## What this task involves
Look for "JSON" in the listing below. Gather each line that contains it.

## Data section
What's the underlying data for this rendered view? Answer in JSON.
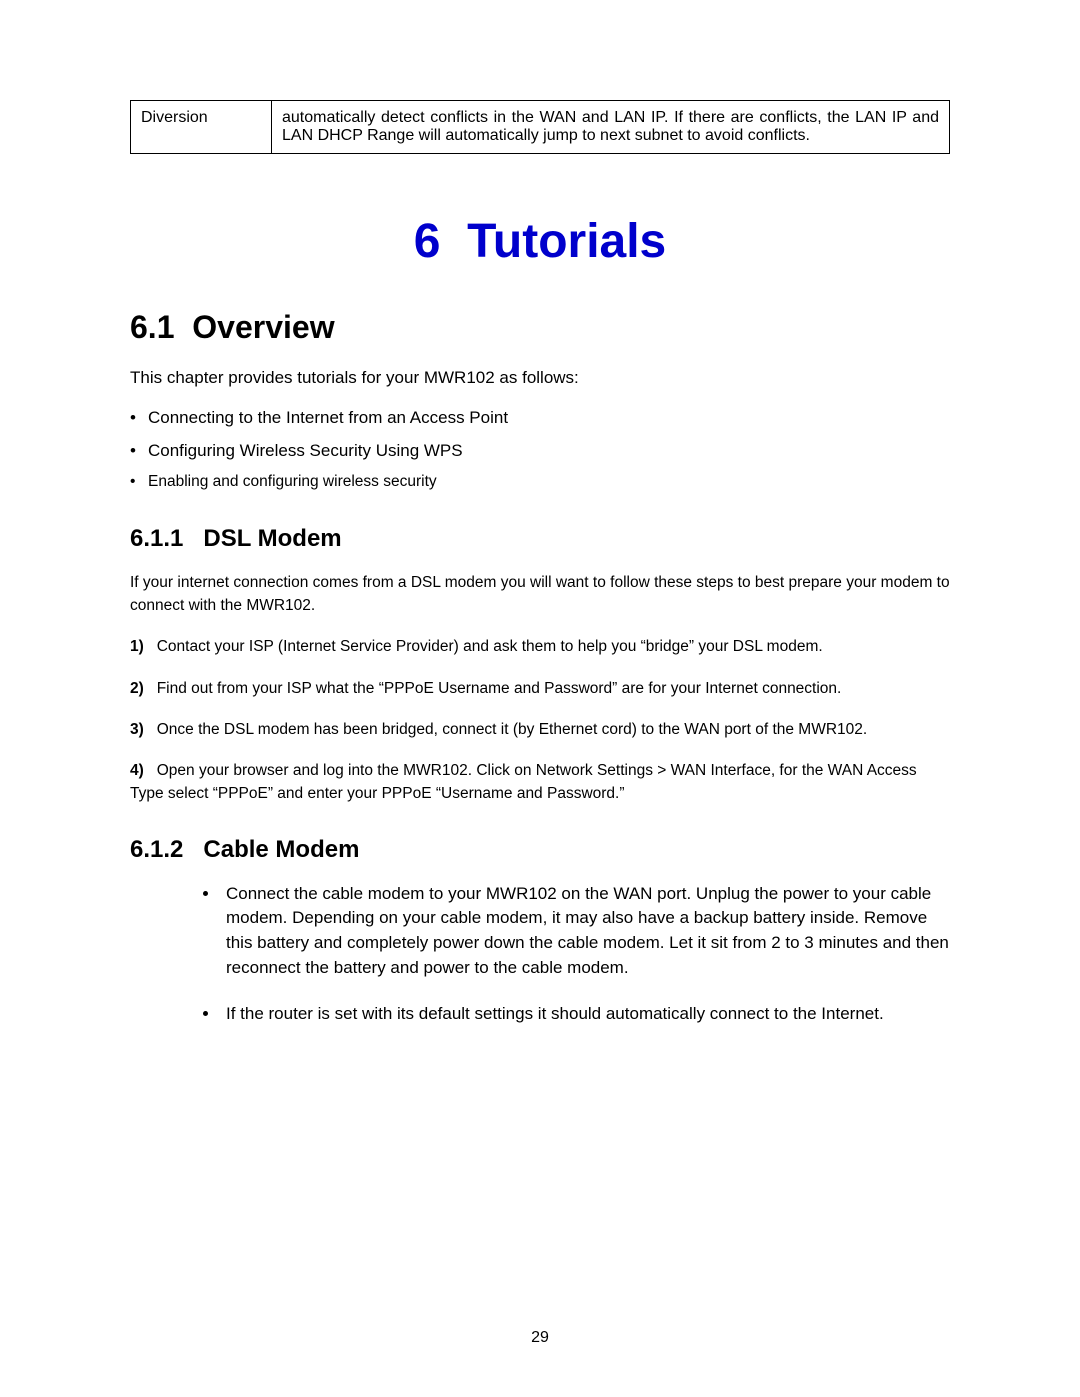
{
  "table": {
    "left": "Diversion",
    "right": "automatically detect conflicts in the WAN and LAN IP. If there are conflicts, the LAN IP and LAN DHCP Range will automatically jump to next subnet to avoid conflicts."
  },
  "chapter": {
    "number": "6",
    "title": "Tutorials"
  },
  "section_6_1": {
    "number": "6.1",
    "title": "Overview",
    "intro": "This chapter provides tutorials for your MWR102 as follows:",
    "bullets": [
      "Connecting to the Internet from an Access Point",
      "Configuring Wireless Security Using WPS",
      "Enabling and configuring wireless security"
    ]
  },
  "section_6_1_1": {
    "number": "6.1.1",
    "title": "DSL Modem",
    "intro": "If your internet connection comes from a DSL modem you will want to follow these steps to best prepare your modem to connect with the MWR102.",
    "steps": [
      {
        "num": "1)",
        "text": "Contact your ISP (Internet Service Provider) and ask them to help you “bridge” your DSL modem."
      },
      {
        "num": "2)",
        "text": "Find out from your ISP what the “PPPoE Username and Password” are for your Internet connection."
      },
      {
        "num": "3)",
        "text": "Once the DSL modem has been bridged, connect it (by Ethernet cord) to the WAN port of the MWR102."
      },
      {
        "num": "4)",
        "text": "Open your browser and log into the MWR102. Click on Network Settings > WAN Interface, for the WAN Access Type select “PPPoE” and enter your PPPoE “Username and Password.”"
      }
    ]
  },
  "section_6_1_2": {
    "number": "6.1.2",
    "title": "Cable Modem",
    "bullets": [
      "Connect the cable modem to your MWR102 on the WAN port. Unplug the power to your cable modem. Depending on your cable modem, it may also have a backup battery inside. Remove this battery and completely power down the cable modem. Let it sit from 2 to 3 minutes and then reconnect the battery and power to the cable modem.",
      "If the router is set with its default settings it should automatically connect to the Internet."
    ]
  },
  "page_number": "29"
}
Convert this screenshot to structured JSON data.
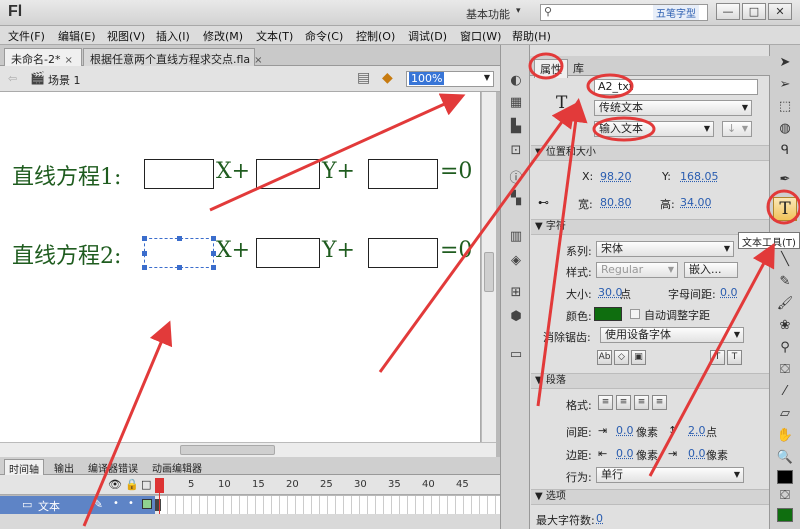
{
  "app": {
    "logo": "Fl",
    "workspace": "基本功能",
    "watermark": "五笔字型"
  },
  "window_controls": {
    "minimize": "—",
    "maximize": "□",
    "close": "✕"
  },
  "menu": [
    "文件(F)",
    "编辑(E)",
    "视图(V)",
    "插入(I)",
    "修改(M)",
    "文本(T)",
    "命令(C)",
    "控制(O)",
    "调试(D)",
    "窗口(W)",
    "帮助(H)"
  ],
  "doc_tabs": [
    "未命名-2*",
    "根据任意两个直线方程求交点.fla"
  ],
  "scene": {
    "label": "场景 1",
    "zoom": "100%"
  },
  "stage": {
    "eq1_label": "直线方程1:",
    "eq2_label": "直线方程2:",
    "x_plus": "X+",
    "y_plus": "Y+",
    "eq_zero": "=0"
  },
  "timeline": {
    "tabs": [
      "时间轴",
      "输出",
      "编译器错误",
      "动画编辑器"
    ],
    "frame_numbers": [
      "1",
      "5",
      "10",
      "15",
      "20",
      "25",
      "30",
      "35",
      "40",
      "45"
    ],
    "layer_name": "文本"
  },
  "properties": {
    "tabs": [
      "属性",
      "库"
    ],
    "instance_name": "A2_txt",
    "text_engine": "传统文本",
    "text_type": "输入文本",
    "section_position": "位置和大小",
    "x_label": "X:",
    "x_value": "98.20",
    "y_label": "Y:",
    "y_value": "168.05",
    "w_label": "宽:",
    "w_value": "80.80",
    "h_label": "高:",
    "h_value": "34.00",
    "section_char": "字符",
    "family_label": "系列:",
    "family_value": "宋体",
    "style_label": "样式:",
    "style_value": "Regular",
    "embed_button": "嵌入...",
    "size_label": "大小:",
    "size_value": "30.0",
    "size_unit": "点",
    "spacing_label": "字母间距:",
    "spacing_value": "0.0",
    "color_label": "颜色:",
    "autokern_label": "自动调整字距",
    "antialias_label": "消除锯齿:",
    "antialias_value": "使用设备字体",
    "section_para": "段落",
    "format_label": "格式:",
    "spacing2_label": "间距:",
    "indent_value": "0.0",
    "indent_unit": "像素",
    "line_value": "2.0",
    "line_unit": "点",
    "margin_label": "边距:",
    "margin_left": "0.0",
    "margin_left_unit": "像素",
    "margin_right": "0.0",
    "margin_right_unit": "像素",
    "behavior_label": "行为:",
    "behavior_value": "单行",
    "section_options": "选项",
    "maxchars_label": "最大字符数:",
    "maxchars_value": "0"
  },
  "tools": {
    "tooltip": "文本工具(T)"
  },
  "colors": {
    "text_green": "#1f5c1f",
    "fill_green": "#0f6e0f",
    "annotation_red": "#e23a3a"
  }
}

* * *

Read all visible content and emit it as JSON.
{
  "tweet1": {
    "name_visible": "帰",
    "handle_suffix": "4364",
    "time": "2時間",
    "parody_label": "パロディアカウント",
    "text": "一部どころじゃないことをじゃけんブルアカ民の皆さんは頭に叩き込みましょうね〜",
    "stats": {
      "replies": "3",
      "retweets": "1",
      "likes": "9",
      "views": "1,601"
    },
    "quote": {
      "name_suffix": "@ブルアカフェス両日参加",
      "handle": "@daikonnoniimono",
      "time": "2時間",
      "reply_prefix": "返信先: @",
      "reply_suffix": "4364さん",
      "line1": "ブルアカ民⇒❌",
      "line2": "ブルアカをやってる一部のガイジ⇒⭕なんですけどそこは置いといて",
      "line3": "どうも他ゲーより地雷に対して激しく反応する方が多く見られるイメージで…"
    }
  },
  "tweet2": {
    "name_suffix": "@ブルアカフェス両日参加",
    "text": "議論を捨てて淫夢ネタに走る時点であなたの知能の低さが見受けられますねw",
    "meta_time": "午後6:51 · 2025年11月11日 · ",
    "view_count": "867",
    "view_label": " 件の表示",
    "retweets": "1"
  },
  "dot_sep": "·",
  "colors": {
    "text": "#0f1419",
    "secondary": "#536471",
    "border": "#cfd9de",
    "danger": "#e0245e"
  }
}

## Response box
What's the underlying data for this rendered view? Answer in JSON.
Convert this screenshot to structured JSON data.
Read all visible content and emit it as JSON.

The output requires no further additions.